Art therapy heals in so many ways – especially by addressing an adolescent’s silent inner battles.
Art can bring together fragmented parts of a child’s inner world, making it whole and restoring its beauty. And this restoration can heal the stress, anxieties, fears, loneliness, and physical symptoms (headaches, tummy aches, tiredness) that adolescents struggle with. But it can also help older adolescents and young adults process experiences they didn’t realise bothered them. For example, one therapist describes how a client drew a simple downward-sloping line on a piece of paper. It didn’t mean anything to him at first, but soon he was shocked to realise it reminded him of his mother’s empty lap. And this brought out a torrent of emotion to do with how his mother never really held him much as a young child. How incredible that an ordinary line could uncover scars this young adult didn’t even know he had!
Most importantly, though, art therapy is fun.
Making art – i.e., living in the moment and following whatever creative impulses pop up – feels like the opposite of the rigidly structured adult world adolescents are trained to live in. Art gives them a chance to play without seeming childish. And there’s a fun sense of power in creating something that records your presence – sort of like a socially responsible version of writing your name on a park bench.

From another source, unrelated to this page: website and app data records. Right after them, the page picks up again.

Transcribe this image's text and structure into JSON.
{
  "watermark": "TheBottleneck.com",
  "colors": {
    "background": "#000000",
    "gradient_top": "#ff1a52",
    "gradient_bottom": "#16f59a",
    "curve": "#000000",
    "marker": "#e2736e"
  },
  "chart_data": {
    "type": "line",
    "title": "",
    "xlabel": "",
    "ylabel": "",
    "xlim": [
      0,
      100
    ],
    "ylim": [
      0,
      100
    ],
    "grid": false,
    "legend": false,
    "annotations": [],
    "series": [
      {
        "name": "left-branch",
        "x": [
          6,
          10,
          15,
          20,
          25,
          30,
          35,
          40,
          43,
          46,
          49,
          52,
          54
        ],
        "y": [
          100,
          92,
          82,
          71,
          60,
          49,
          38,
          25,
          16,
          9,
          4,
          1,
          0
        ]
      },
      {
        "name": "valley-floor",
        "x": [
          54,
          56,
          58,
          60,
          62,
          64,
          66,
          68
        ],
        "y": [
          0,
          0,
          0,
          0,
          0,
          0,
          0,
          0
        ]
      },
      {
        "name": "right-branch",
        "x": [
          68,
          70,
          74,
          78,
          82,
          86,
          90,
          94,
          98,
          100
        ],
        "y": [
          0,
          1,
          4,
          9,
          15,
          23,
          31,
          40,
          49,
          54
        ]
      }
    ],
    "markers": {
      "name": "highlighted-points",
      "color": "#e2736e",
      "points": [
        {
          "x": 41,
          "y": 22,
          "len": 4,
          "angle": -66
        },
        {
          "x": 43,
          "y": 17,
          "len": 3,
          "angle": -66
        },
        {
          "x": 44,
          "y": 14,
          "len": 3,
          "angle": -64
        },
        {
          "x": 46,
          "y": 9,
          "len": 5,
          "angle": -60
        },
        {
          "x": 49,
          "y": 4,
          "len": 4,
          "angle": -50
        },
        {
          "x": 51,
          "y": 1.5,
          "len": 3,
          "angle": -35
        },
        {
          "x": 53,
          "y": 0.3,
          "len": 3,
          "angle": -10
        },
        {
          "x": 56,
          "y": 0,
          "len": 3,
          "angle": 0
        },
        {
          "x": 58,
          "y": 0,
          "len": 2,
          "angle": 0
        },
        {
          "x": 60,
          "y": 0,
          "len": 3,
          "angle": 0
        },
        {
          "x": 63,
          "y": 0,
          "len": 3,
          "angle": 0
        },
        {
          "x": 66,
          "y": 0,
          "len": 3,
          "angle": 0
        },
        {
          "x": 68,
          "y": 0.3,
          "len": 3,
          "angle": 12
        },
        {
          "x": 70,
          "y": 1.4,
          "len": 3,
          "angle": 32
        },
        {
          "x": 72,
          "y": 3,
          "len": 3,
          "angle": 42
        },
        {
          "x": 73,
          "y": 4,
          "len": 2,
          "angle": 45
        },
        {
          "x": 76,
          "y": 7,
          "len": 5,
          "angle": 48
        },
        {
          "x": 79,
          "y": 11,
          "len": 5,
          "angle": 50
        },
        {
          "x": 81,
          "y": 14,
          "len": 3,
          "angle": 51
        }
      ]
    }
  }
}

All of this requires a skilled therapist, though. Someone who understands child psychology.
The sensory experiences of art therapy can tap into emotions and memories that might otherwise be unreachable. But to engineer this, you’ll need someone who understands child psychology and is trained to use art as a therapeutic tool. So, for more information and support, feel free to reach out to us. At The Ed Psych Practice, we offer face-to-face and online assessments, consultation, advice, and problem-solving strategies for parents, nurseries, schools, and universities in London. We have psychologists, paediatricians, and therapists who can help assess your child and offer guidance and support. To consult with us or set up an appointment:

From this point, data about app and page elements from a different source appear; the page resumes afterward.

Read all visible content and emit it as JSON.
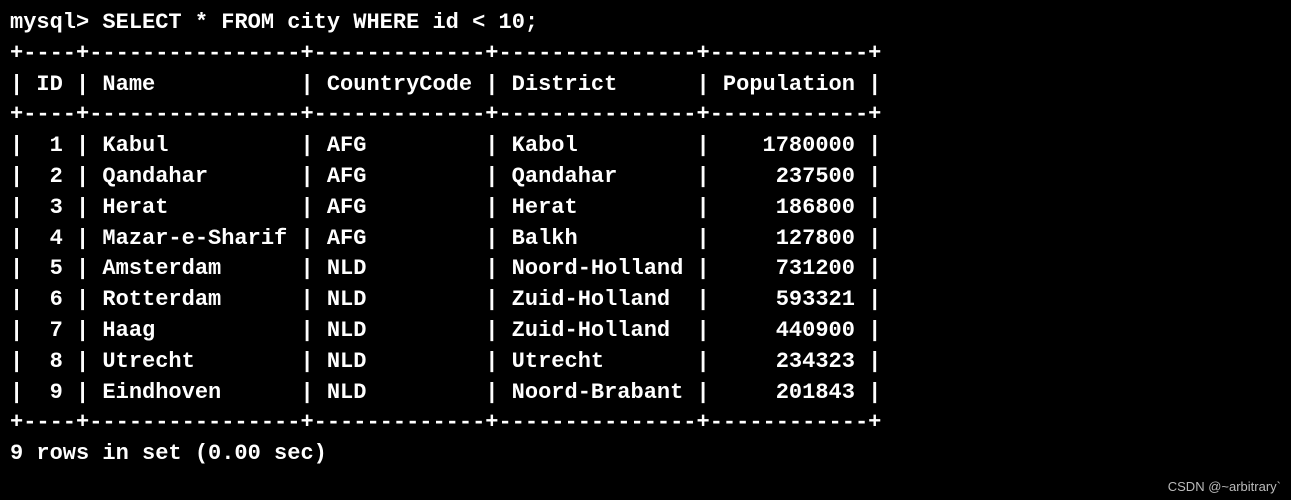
{
  "prompt": "mysql>",
  "query": "SELECT * FROM city WHERE id < 10;",
  "table": {
    "columns": [
      {
        "name": "ID",
        "width": 4,
        "align": "right"
      },
      {
        "name": "Name",
        "width": 16,
        "align": "left"
      },
      {
        "name": "CountryCode",
        "width": 13,
        "align": "left"
      },
      {
        "name": "District",
        "width": 15,
        "align": "left"
      },
      {
        "name": "Population",
        "width": 12,
        "align": "right"
      }
    ],
    "rows": [
      {
        "ID": "1",
        "Name": "Kabul",
        "CountryCode": "AFG",
        "District": "Kabol",
        "Population": "1780000"
      },
      {
        "ID": "2",
        "Name": "Qandahar",
        "CountryCode": "AFG",
        "District": "Qandahar",
        "Population": "237500"
      },
      {
        "ID": "3",
        "Name": "Herat",
        "CountryCode": "AFG",
        "District": "Herat",
        "Population": "186800"
      },
      {
        "ID": "4",
        "Name": "Mazar-e-Sharif",
        "CountryCode": "AFG",
        "District": "Balkh",
        "Population": "127800"
      },
      {
        "ID": "5",
        "Name": "Amsterdam",
        "CountryCode": "NLD",
        "District": "Noord-Holland",
        "Population": "731200"
      },
      {
        "ID": "6",
        "Name": "Rotterdam",
        "CountryCode": "NLD",
        "District": "Zuid-Holland",
        "Population": "593321"
      },
      {
        "ID": "7",
        "Name": "Haag",
        "CountryCode": "NLD",
        "District": "Zuid-Holland",
        "Population": "440900"
      },
      {
        "ID": "8",
        "Name": "Utrecht",
        "CountryCode": "NLD",
        "District": "Utrecht",
        "Population": "234323"
      },
      {
        "ID": "9",
        "Name": "Eindhoven",
        "CountryCode": "NLD",
        "District": "Noord-Brabant",
        "Population": "201843"
      }
    ]
  },
  "summary": "9 rows in set (0.00 sec)",
  "watermark": "CSDN @~arbitrary`"
}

- Phone: +44 (0) 78 3344 7356
- E-mail: Office@TheEdPsych.com
Want to see how else you can help your child? You might enjoy some of our other posts.
- De-Stress Your Adolescents By Improving Her ‘Executive Functions’
- Why Parents Miss ‘Executive Function’ Issues In Young Children
- Adolescents with ADHD Are Much Better Learners Than We Think!
- Can ‘Social Thinking’ Principles Change How We Approach Autism?
- Is Your Child Neurodivergent? And What Does That Mean?
- How to Make Writing Fun: Practical Tips for Children With Dyslexia
- Can Children With Dyslexia Become Better Writers?
- How to Improve Your Child’s Speech And Language Skills
- Why Is Dyspraxia So Emotionally Draining For Your Child?
- Developmental Milestones Your Toddler Shouldn’t Miss